It is important that these agreements sets out which party owns or will own certain assets on a future breakdown of the marriage. It should set out assets owned before the marriage and inherited assets and in the event of it being a post nuptial or civil partnership agreement it should set out gifts received by one party during the marriage or civil partnership
If desired they can also deal with who earns what and how those are to be treated and also any interest in trusts that parties have to for example confirm their existence and acknowledge one party to the other that they are entirely separate from any matrimonial or joint property.
Nuptial agreements may also deal with income, such as treatment of earnings and future earnings and interests under trusts.
It would be unusual for the agreements to deal with financial provision for future children although they sometimes deal with financial provision for existing children.
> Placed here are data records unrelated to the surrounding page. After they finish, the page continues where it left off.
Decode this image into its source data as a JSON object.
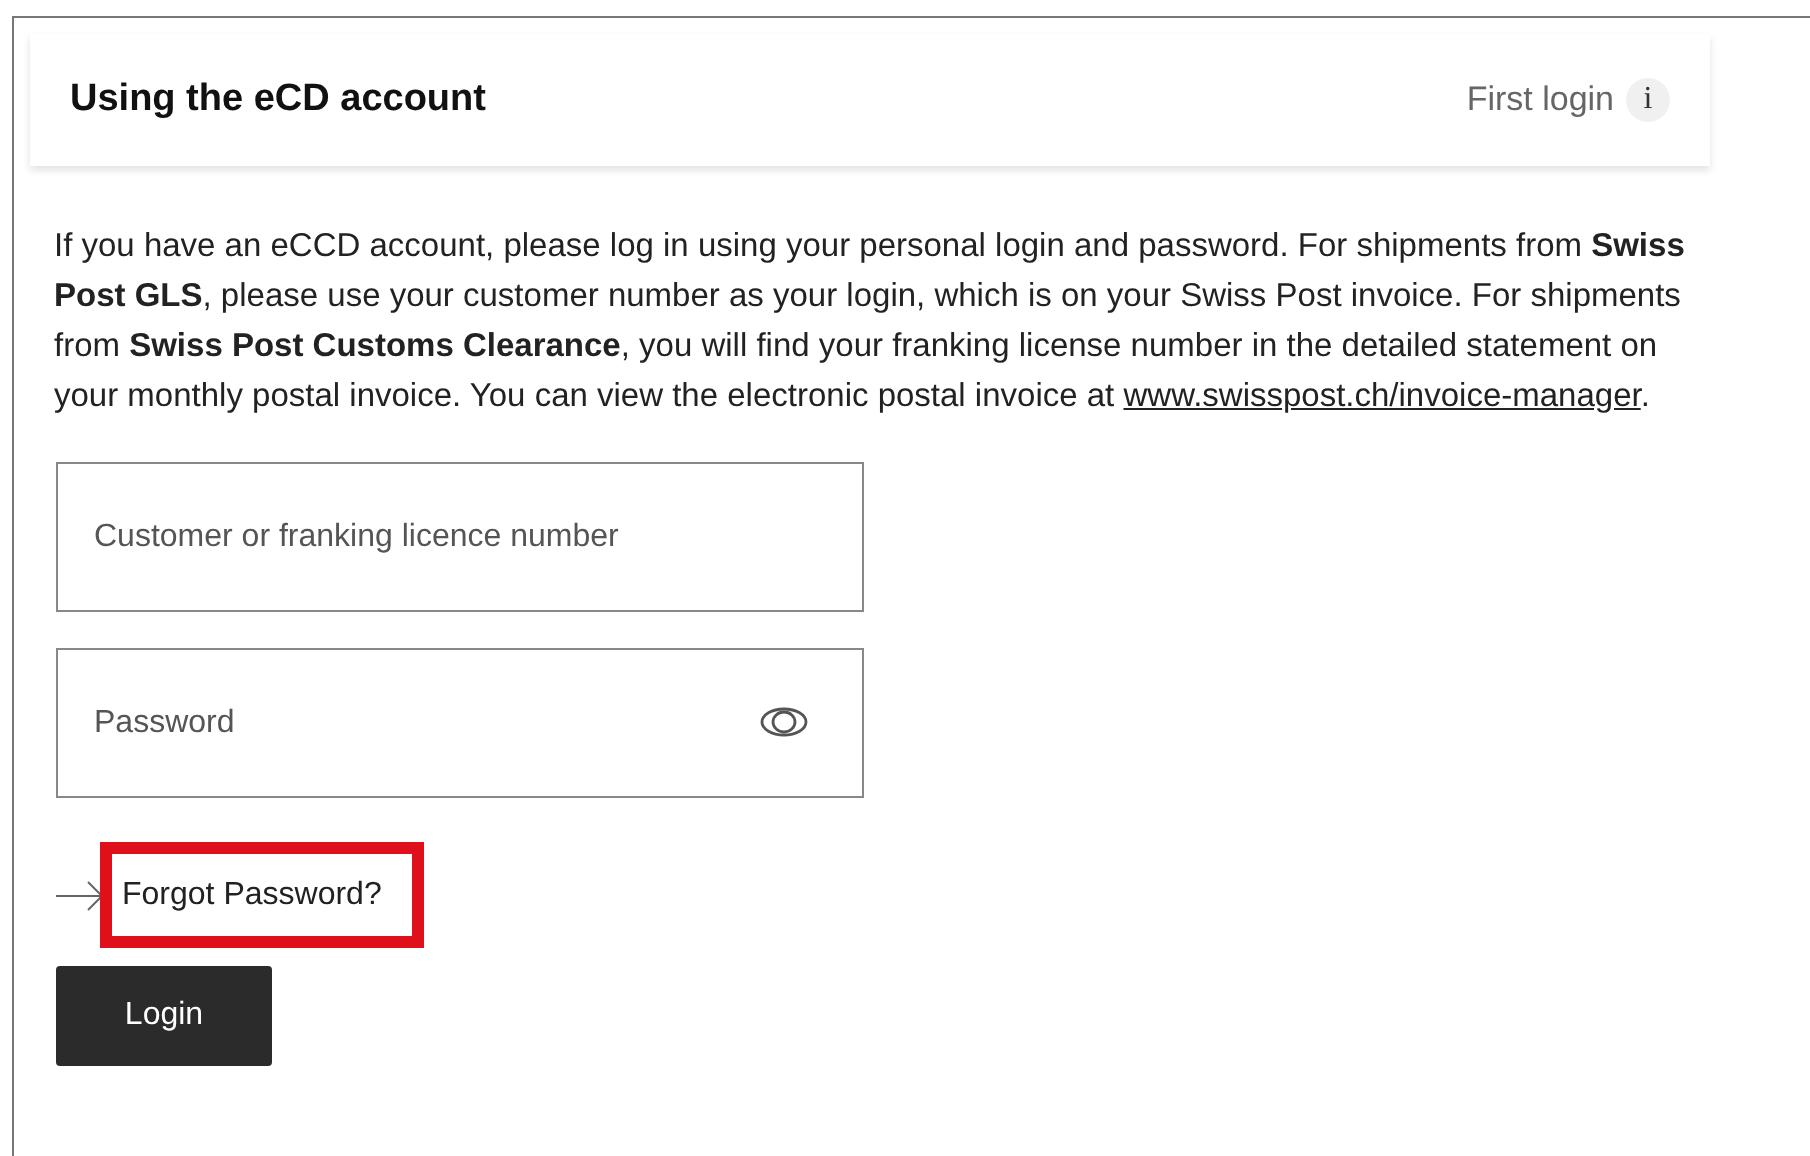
{
  "card": {
    "title": "Using the eCD account",
    "first_login": "First login",
    "info_glyph": "i"
  },
  "intro": {
    "text": "If you have an eCCD account, please log in using your personal login and password. For shipments from **Swiss Post GLS**, please use your customer number as your login, which is on your Swiss Post invoice. For shipments from **Swiss Post Customs Clearance**, you will find your franking license number in the detailed statement on your monthly postal invoice. You can view the electronic postal invoice at ",
    "link": "www.swisspost.ch/invoice-manager",
    "after": "."
  },
  "fields": [
    {
      "kind": "text",
      "placeholder": "Customer or franking licence number"
    },
    {
      "kind": "password",
      "placeholder": "Password"
    }
  ],
  "forgot_password": {
    "label": "Forgot Password?",
    "highlighted": true
  },
  "login_button": "Login"
}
Whenever there are significant changes for example the birth of a child then the agreements should be reviewed.
When our team drafts bespoke Nuptial agreements they seek to give ensure that your assets ( such as inherited wealth or pre marital property) are protected from a later financial claim.
Providing clarity and certainty and protecting particular categories of assets are significant advantages of nuptial agreements.
Do Pre-Nuptial agreements have the same legal status?
We are often asked are nuptial agreements binding? The short answer is they are not and the parties can’t override the court’s broad discretion to decide on how to redistribute their assets and income on an application for financial remedy. However the courts do have to give appropriate weight to such an agreement what weight is given depends on the circumstances of each case.
The current guidance from the case of Radmacher v Granatino decided in 2010 is that
“The court should give effect to a nuptial agreement that is freely entered into by each party with a full appreciation of its implications unless in the circumstances prevailing it would not be fair to hold the parties to the agreement.”
Case law then needs to be considered as to when it is fair to hold the parties to the agreement. Contact our specialist department for a discussion of these matters and their view on how this would apply to your particular circumstances. For this reason it is vital that the prenuptial agreement meets all of the necessary criteria to ensure that it is considered fair to give effect to it.